- _Task item_: Restate the records below exactly. Pictures are not part of the copy.
--------------------------------------------------
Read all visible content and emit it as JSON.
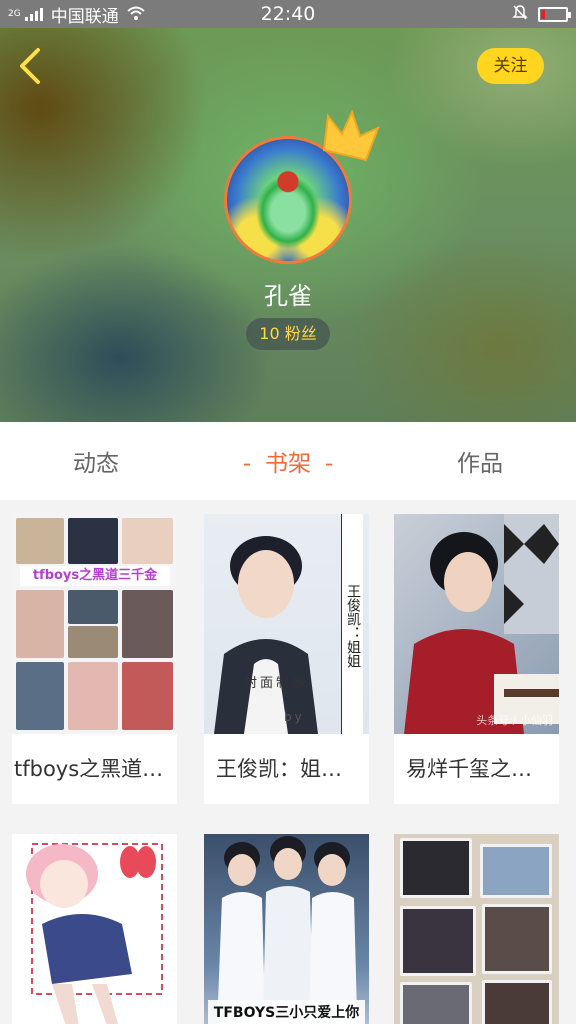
{
  "status_bar": {
    "signal_label": "2G",
    "carrier": "中国联通",
    "time": "22:40",
    "icons": [
      "signal-icon",
      "wifi-icon",
      "mute-bell-icon",
      "battery-icon"
    ],
    "battery_level": 0.15,
    "battery_color": "#e8202a"
  },
  "header": {
    "back_icon": "chevron-left-icon",
    "follow_label": "关注",
    "nickname": "孔雀",
    "fans_label": "10 粉丝",
    "accent_color": "#ffd520"
  },
  "tabs": [
    {
      "label": "动态",
      "active": false
    },
    {
      "label": "书架",
      "active": true,
      "dash": "-"
    },
    {
      "label": "作品",
      "active": false
    }
  ],
  "books": [
    {
      "title": "tfboys之黑道…",
      "cover_text": "tfboys之黑道三千金"
    },
    {
      "title": "王俊凯：姐…",
      "cover_text": "王俊凯：姐姐",
      "cover_stamp": "封面制作",
      "cover_by": "by"
    },
    {
      "title": "易烊千玺之…",
      "cover_watermark": "头条号 / 小仙羽"
    },
    {
      "title": ""
    },
    {
      "title": "",
      "cover_text": "TFBOYS三小只爱上你"
    },
    {
      "title": ""
    }
  ]
}
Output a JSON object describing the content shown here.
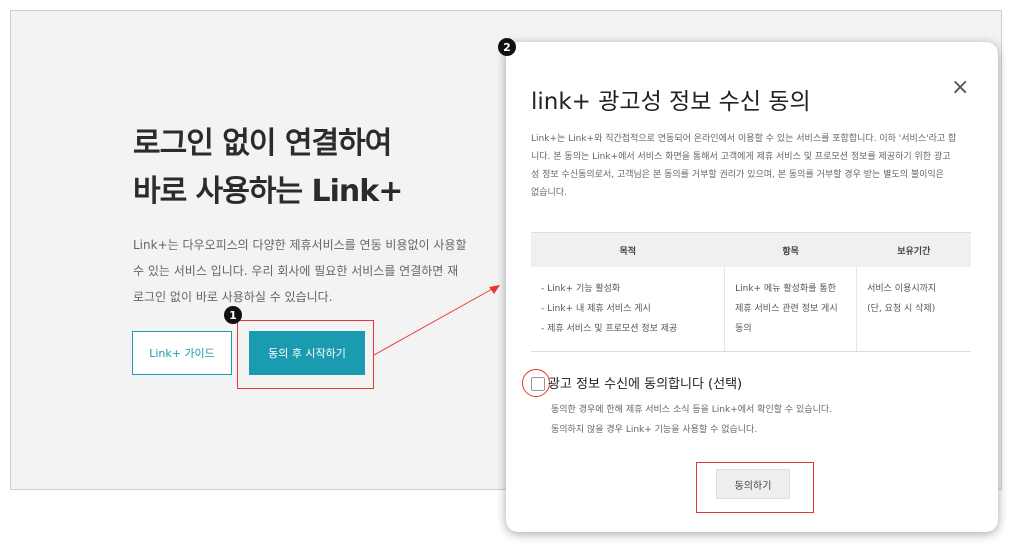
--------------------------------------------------
- _Solution to this problem_:
Read all visible content and emit it as JSON.
{
  "status_bar": {
    "signal_label": "2G",
    "carrier": "中国联通",
    "time": "22:40",
    "icons": [
      "signal-icon",
      "wifi-icon",
      "mute-bell-icon",
      "battery-icon"
    ],
    "battery_level": 0.15,
    "battery_color": "#e8202a"
  },
  "header": {
    "back_icon": "chevron-left-icon",
    "follow_label": "关注",
    "nickname": "孔雀",
    "fans_label": "10 粉丝",
    "accent_color": "#ffd520"
  },
  "tabs": [
    {
      "label": "动态",
      "active": false
    },
    {
      "label": "书架",
      "active": true,
      "dash": "-"
    },
    {
      "label": "作品",
      "active": false
    }
  ],
  "books": [
    {
      "title": "tfboys之黑道…",
      "cover_text": "tfboys之黑道三千金"
    },
    {
      "title": "王俊凯：姐…",
      "cover_text": "王俊凯：姐姐",
      "cover_stamp": "封面制作",
      "cover_by": "by"
    },
    {
      "title": "易烊千玺之…",
      "cover_watermark": "头条号 / 小仙羽"
    },
    {
      "title": ""
    },
    {
      "title": "",
      "cover_text": "TFBOYS三小只爱上你"
    },
    {
      "title": ""
    }
  ]
}
Output a JSON object describing the content shown here.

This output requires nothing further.